What to produce — Could every line of the data be copied out once more, exactly?

#### Provided material ####

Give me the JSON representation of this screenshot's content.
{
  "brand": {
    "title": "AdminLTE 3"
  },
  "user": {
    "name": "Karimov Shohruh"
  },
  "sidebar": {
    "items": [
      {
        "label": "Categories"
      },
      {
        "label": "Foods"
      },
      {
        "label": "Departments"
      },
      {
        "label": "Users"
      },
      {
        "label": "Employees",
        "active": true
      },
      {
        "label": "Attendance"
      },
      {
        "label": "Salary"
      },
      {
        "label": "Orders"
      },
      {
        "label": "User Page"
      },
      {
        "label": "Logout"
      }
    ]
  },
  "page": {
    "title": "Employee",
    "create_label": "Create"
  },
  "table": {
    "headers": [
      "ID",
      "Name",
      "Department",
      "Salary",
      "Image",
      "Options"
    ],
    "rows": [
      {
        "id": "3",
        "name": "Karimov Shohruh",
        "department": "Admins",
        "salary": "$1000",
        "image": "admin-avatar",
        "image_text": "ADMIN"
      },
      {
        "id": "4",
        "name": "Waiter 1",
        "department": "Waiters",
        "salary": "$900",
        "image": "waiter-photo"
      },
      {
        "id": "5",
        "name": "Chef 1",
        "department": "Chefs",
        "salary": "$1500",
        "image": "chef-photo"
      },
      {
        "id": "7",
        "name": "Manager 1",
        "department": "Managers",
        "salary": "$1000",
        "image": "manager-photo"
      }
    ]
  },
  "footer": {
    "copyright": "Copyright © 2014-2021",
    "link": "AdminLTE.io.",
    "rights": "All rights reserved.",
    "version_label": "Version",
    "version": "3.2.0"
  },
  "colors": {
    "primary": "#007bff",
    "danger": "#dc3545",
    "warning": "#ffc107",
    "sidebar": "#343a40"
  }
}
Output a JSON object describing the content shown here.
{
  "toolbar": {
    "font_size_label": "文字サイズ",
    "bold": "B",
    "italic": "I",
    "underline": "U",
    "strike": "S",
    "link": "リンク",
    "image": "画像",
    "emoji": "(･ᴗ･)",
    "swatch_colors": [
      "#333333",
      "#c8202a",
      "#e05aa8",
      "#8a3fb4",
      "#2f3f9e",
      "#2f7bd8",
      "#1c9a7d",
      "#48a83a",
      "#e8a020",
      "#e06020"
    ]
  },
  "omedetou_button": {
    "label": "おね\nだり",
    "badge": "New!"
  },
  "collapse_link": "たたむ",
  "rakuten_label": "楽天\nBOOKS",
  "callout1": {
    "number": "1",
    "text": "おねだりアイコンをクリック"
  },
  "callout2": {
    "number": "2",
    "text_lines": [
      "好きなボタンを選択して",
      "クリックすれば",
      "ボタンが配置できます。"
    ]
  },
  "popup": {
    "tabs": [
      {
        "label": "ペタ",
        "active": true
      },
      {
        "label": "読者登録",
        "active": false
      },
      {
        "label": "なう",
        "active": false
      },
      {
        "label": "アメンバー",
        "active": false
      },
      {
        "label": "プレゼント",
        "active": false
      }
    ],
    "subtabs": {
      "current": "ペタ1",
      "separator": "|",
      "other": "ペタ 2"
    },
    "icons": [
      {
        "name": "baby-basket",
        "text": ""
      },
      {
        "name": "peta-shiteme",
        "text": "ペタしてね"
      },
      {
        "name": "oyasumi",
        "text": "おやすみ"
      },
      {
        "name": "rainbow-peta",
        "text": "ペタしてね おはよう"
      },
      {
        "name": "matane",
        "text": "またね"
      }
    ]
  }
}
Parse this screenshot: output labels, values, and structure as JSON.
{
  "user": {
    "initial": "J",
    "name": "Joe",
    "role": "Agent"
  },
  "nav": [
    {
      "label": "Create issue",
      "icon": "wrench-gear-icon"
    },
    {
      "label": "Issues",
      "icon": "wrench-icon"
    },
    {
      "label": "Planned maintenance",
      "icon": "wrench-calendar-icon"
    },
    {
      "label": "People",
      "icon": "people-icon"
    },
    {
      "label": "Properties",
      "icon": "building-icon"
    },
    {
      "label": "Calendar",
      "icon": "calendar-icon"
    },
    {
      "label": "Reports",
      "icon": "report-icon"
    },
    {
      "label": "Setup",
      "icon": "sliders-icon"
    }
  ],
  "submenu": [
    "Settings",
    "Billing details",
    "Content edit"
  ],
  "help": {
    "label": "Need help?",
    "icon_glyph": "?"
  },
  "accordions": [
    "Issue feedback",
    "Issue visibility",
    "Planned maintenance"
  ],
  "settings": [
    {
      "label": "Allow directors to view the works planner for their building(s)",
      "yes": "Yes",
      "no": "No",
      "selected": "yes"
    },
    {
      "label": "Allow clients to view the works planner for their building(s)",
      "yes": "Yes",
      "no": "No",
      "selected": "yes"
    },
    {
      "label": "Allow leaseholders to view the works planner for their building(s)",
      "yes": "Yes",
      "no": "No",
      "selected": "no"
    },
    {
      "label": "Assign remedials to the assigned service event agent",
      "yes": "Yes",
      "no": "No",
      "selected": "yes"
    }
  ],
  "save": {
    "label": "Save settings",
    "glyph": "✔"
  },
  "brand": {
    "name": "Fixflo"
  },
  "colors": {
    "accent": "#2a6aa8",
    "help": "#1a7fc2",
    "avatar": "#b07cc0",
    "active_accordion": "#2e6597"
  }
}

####

Written response —
Give me the JSON representation of this screenshot's content.
{
  "brand": {
    "title": "AdminLTE 3"
  },
  "user": {
    "name": "Karimov Shohruh"
  },
  "sidebar": {
    "items": [
      {
        "label": "Categories"
      },
      {
        "label": "Foods"
      },
      {
        "label": "Departments"
      },
      {
        "label": "Users"
      },
      {
        "label": "Employees",
        "active": true
      },
      {
        "label": "Attendance"
      },
      {
        "label": "Salary"
      },
      {
        "label": "Orders"
      },
      {
        "label": "User Page"
      },
      {
        "label": "Logout"
      }
    ]
  },
  "page": {
    "title": "Employee",
    "create_label": "Create"
  },
  "table": {
    "headers": [
      "ID",
      "Name",
      "Department",
      "Salary",
      "Image",
      "Options"
    ],
    "rows": [
      {
        "id": "3",
        "name": "Karimov Shohruh",
        "department": "Admins",
        "salary": "$1000",
        "image": "admin-avatar",
        "image_text": "ADMIN"
      },
      {
        "id": "4",
        "name": "Waiter 1",
        "department": "Waiters",
        "salary": "$900",
        "image": "waiter-photo"
      },
      {
        "id": "5",
        "name": "Chef 1",
        "department": "Chefs",
        "salary": "$1500",
        "image": "chef-photo"
      },
      {
        "id": "7",
        "name": "Manager 1",
        "department": "Managers",
        "salary": "$1000",
        "image": "manager-photo"
      }
    ]
  },
  "footer": {
    "copyright": "Copyright © 2014-2021",
    "link": "AdminLTE.io.",
    "rights": "All rights reserved.",
    "version_label": "Version",
    "version": "3.2.0"
  },
  "colors": {
    "primary": "#007bff",
    "danger": "#dc3545",
    "warning": "#ffc107",
    "sidebar": "#343a40"
  }
}
Output a JSON object describing the content shown here.
{
  "toolbar": {
    "font_size_label": "文字サイズ",
    "bold": "B",
    "italic": "I",
    "underline": "U",
    "strike": "S",
    "link": "リンク",
    "image": "画像",
    "emoji": "(･ᴗ･)",
    "swatch_colors": [
      "#333333",
      "#c8202a",
      "#e05aa8",
      "#8a3fb4",
      "#2f3f9e",
      "#2f7bd8",
      "#1c9a7d",
      "#48a83a",
      "#e8a020",
      "#e06020"
    ]
  },
  "omedetou_button": {
    "label": "おね\nだり",
    "badge": "New!"
  },
  "collapse_link": "たたむ",
  "rakuten_label": "楽天\nBOOKS",
  "callout1": {
    "number": "1",
    "text": "おねだりアイコンをクリック"
  },
  "callout2": {
    "number": "2",
    "text_lines": [
      "好きなボタンを選択して",
      "クリックすれば",
      "ボタンが配置できます。"
    ]
  },
  "popup": {
    "tabs": [
      {
        "label": "ペタ",
        "active": true
      },
      {
        "label": "読者登録",
        "active": false
      },
      {
        "label": "なう",
        "active": false
      },
      {
        "label": "アメンバー",
        "active": false
      },
      {
        "label": "プレゼント",
        "active": false
      }
    ],
    "subtabs": {
      "current": "ペタ1",
      "separator": "|",
      "other": "ペタ 2"
    },
    "icons": [
      {
        "name": "baby-basket",
        "text": ""
      },
      {
        "name": "peta-shiteme",
        "text": "ペタしてね"
      },
      {
        "name": "oyasumi",
        "text": "おやすみ"
      },
      {
        "name": "rainbow-peta",
        "text": "ペタしてね おはよう"
      },
      {
        "name": "matane",
        "text": "またね"
      }
    ]
  }
}
Parse this screenshot: output labels, values, and structure as JSON.
{
  "user": {
    "initial": "J",
    "name": "Joe",
    "role": "Agent"
  },
  "nav": [
    {
      "label": "Create issue",
      "icon": "wrench-gear-icon"
    },
    {
      "label": "Issues",
      "icon": "wrench-icon"
    },
    {
      "label": "Planned maintenance",
      "icon": "wrench-calendar-icon"
    },
    {
      "label": "People",
      "icon": "people-icon"
    },
    {
      "label": "Properties",
      "icon": "building-icon"
    },
    {
      "label": "Calendar",
      "icon": "calendar-icon"
    },
    {
      "label": "Reports",
      "icon": "report-icon"
    },
    {
      "label": "Setup",
      "icon": "sliders-icon"
    }
  ],
  "submenu": [
    "Settings",
    "Billing details",
    "Content edit"
  ],
  "help": {
    "label": "Need help?",
    "icon_glyph": "?"
  },
  "accordions": [
    "Issue feedback",
    "Issue visibility",
    "Planned maintenance"
  ],
  "settings": [
    {
      "label": "Allow directors to view the works planner for their building(s)",
      "yes": "Yes",
      "no": "No",
      "selected": "yes"
    },
    {
      "label": "Allow clients to view the works planner for their building(s)",
      "yes": "Yes",
      "no": "No",
      "selected": "yes"
    },
    {
      "label": "Allow leaseholders to view the works planner for their building(s)",
      "yes": "Yes",
      "no": "No",
      "selected": "no"
    },
    {
      "label": "Assign remedials to the assigned service event agent",
      "yes": "Yes",
      "no": "No",
      "selected": "yes"
    }
  ],
  "save": {
    "label": "Save settings",
    "glyph": "✔"
  },
  "brand": {
    "name": "Fixflo"
  },
  "colors": {
    "accent": "#2a6aa8",
    "help": "#1a7fc2",
    "avatar": "#b07cc0",
    "active_accordion": "#2e6597"
  }
}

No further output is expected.